How To Dance From Your Soul and Not Embarrass Your Ancestors
“Moving With My Back And My Hips Like My Ancestors Did” — Jill Scott
All my life I’ve always felt the NEED to dance, as if a spirit was constantly wrestling inside of me to express it myself. Today, 24 houses into my first real trip to Haiti, that spirit set itself free.
The community where I’m working in Mon P’tit Village located in Leogan has been working diligently to repair the ruins that were left after the tranbleman tè (direct translation: The Trembling of the floor) that devastated Haiti several years ago. But when the people of Mon P’tit Village aren’t working — they’re celebrating life through spiritual praise. Singing, eating, praying and of course dancing.
The community’s Head dancer and choreographer Maxo entertained the community with a traditional Haitian dance. I watched in awe observing the role his movement played in the community. His dance, every jerk of his spine and kick of his foot resonated with the people — as if his body language spoke for everyone. As if his dance articulated all of their untold stories.

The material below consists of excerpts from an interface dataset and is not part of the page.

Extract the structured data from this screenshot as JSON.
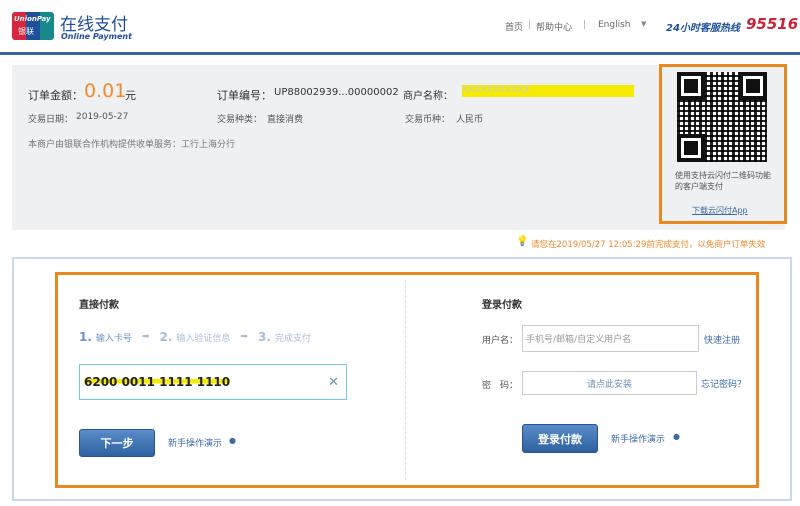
{
  "header": {
    "brand_cn": "在线支付",
    "brand_en": "Online Payment",
    "logo_text_en": "UnionPay",
    "logo_text_cn": "银联",
    "nav_home": "首页",
    "nav_help": "帮助中心",
    "language": "English",
    "hotline_label": "24小时客服热线",
    "hotline_number": "95516"
  },
  "order": {
    "amount_label": "订单金额：",
    "amount": "0.01",
    "amount_unit": "元",
    "order_no_label": "订单编号：",
    "order_no": "UP88002939...00000002",
    "merchant_label": "商户名称：",
    "merchant_name": "XXXXXXXXXXX",
    "date_label": "交易日期：",
    "date": "2019-05-27",
    "type_label": "交易种类：",
    "type": "直接消费",
    "currency_label": "交易币种：",
    "currency": "人民币",
    "service_note": "本商户由银联合作机构提供收单服务：工行上海分行"
  },
  "qr": {
    "caption": "使用支持云闪付二维码功能的客户端支付",
    "download_link": "下载云闪付App"
  },
  "warning": "请您在2019/05/27 12:05:29前完成支付，以免商户订单失效",
  "direct": {
    "title": "直接付款",
    "steps": [
      "1.",
      "输入卡号",
      "2.",
      "输入验证信息",
      "3.",
      "完成支付"
    ],
    "card_value": "6200 0011 1111 1110",
    "next_button": "下一步",
    "guide_link": "新手操作演示"
  },
  "login": {
    "title": "登录付款",
    "username_label": "用户名：",
    "username_placeholder": "手机号/邮箱/自定义用户名",
    "register_link": "快速注册",
    "password_label": "密　码：",
    "password_hint": "请点此安装",
    "forgot_link": "忘记密码？",
    "login_button": "登录付款",
    "guide_link": "新手操作演示"
  },
  "colors": {
    "accent": "#3b64a8",
    "highlight": "#e8891f",
    "amount": "#f08a2c"
  }
}
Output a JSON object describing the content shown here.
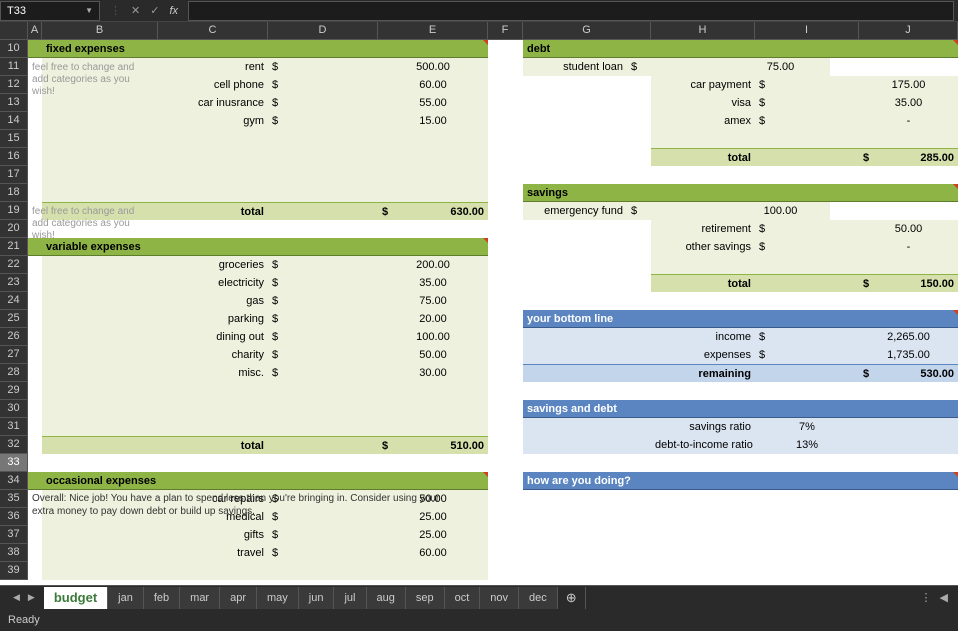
{
  "cellRef": "T33",
  "fx": "fx",
  "status": "Ready",
  "cols": [
    "A",
    "B",
    "C",
    "D",
    "E",
    "F",
    "G",
    "H",
    "I",
    "J"
  ],
  "rows": [
    "10",
    "11",
    "12",
    "13",
    "14",
    "15",
    "16",
    "17",
    "18",
    "19",
    "20",
    "21",
    "22",
    "23",
    "24",
    "25",
    "26",
    "27",
    "28",
    "29",
    "30",
    "31",
    "32",
    "33",
    "34",
    "35",
    "36",
    "37",
    "38",
    "39"
  ],
  "tabs": {
    "active": "budget",
    "all": [
      "budget",
      "jan",
      "feb",
      "mar",
      "apr",
      "may",
      "jun",
      "jul",
      "aug",
      "sep",
      "oct",
      "nov",
      "dec"
    ],
    "add": "⊕"
  },
  "left": {
    "fixed": {
      "header": "fixed expenses",
      "items": [
        {
          "label": "rent",
          "cur": "$",
          "val": "500.00"
        },
        {
          "label": "cell phone",
          "cur": "$",
          "val": "60.00"
        },
        {
          "label": "car inusrance",
          "cur": "$",
          "val": "55.00"
        },
        {
          "label": "gym",
          "cur": "$",
          "val": "15.00"
        }
      ],
      "totalLabel": "total",
      "totalCur": "$",
      "totalVal": "630.00"
    },
    "variable": {
      "header": "variable expenses",
      "items": [
        {
          "label": "groceries",
          "cur": "$",
          "val": "200.00"
        },
        {
          "label": "electricity",
          "cur": "$",
          "val": "35.00"
        },
        {
          "label": "gas",
          "cur": "$",
          "val": "75.00"
        },
        {
          "label": "parking",
          "cur": "$",
          "val": "20.00"
        },
        {
          "label": "dining out",
          "cur": "$",
          "val": "100.00"
        },
        {
          "label": "charity",
          "cur": "$",
          "val": "50.00"
        },
        {
          "label": "misc.",
          "cur": "$",
          "val": "30.00"
        }
      ],
      "totalLabel": "total",
      "totalCur": "$",
      "totalVal": "510.00"
    },
    "occasional": {
      "header": "occasional expenses",
      "items": [
        {
          "label": "car repairs",
          "cur": "$",
          "val": "50.00"
        },
        {
          "label": "medical",
          "cur": "$",
          "val": "25.00"
        },
        {
          "label": "gifts",
          "cur": "$",
          "val": "25.00"
        },
        {
          "label": "travel",
          "cur": "$",
          "val": "60.00"
        }
      ]
    }
  },
  "right": {
    "note": "feel free to change and add categories as you wish!",
    "debt": {
      "header": "debt",
      "items": [
        {
          "label": "student loan",
          "cur": "$",
          "val": "75.00"
        },
        {
          "label": "car payment",
          "cur": "$",
          "val": "175.00"
        },
        {
          "label": "visa",
          "cur": "$",
          "val": "35.00"
        },
        {
          "label": "amex",
          "cur": "$",
          "val": "-"
        }
      ],
      "totalLabel": "total",
      "totalCur": "$",
      "totalVal": "285.00"
    },
    "savings": {
      "header": "savings",
      "items": [
        {
          "label": "emergency fund",
          "cur": "$",
          "val": "100.00"
        },
        {
          "label": "retirement",
          "cur": "$",
          "val": "50.00"
        },
        {
          "label": "other savings",
          "cur": "$",
          "val": "-"
        }
      ],
      "totalLabel": "total",
      "totalCur": "$",
      "totalVal": "150.00"
    },
    "bottom": {
      "header": "your bottom line",
      "income": {
        "label": "income",
        "cur": "$",
        "val": "2,265.00"
      },
      "expenses": {
        "label": "expenses",
        "cur": "$",
        "val": "1,735.00"
      },
      "remaining": {
        "label": "remaining",
        "cur": "$",
        "val": "530.00"
      }
    },
    "ratios": {
      "header": "savings and debt",
      "sav": {
        "label": "savings ratio",
        "val": "7%"
      },
      "dti": {
        "label": "debt-to-income ratio",
        "val": "13%"
      }
    },
    "how": {
      "header": "how are you doing?",
      "text": "Overall: Nice job! You have a plan to spend less than you're bringing in. Consider using your extra money to pay down debt or build up savings."
    }
  }
}
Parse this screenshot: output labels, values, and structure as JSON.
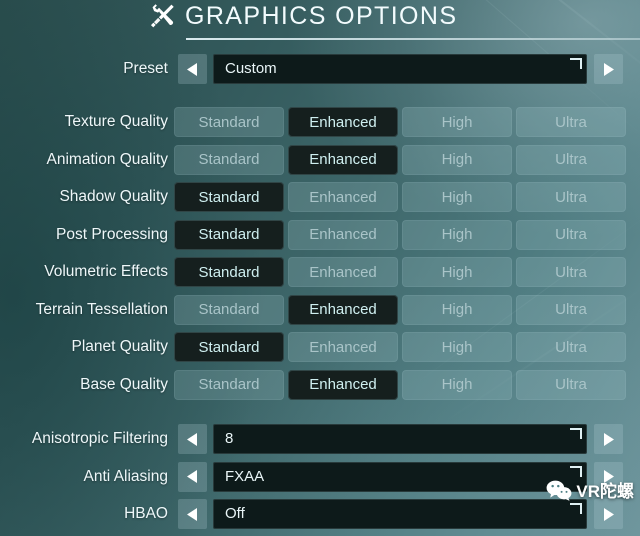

I always suspected that this was role that dance played for our cultural ancestors. Before the commercialization of it. Before the pimping of it. Before bands ever made anyone dance, spirits did. Some people felt spiritual frequency on a level so deep it forced them to dance. People that weren’t gifted with the expression of body language but we’re still divinely touched especially valued dancers.
Soon after Maxo took a bow someone volunteered for my JussCome Haitian-American ass to perform next.
My face tho… 😳
But alas who am I turn to down a performance for a culture so rich in its appreciation for art and spirituality? I had no choice but to buss a move. One thing I’ve learned for certain along my journey is that your gifts are not yours to keep and you should share them as often as possible. So that I did.
It’s really interesting improvising a cultural dance for a culture you have a diluted relationship with. Yes I’m Haitian, but I’m way more American. Born outside of Boston and lived in the U.S. all my life. Prior to this gig, I’ve only been to Haiti once when I was a year old and of course don’t remember a lick of it. But yet there I was, summoned by the Queen to perform for the people — a real Haitian dance in front of a real Haitian community. Woy! I wanted to emulate the raw emotion of Maxo’s and in turn honor my people! But it wasn’t long before my first generation ass went OFF in true New York fashion. Brooklyn was certainly in the house! The drums took me away. People walked out of their apartments and started to gather around. I saw smiles of approval. And the fact that I was dancing before a crowd of Haitians IN Haiti, the place that created my mother, father, grandmother and every ancestor I’ve ever had post the Trans-Atlantic slave trade made my soul queef. I lived.
After a few rounds of free-styling with the majestic ness that is M I had to tap out. After a hearty applause, I came back to my room dumped myself in the shower and passed out on my mosquito fish-netted bed immediately. I was tired and my soul was exhausted. For over 20 years it’s been begging me to play outside and today it ran wild and free — like a fearless child chasing the sunset.
Take Away: Honor your soul. Respect its story, because it’s bigger than you and your puny little finite life. Your soul is ancient and bares the story of your ancestors and they passed it down to you for a reason. Make it a goal to always express your gift. People dig that. Even in tiny villages on tiny islands across the world.
*When You Find What You Love In Life, Go Dance With It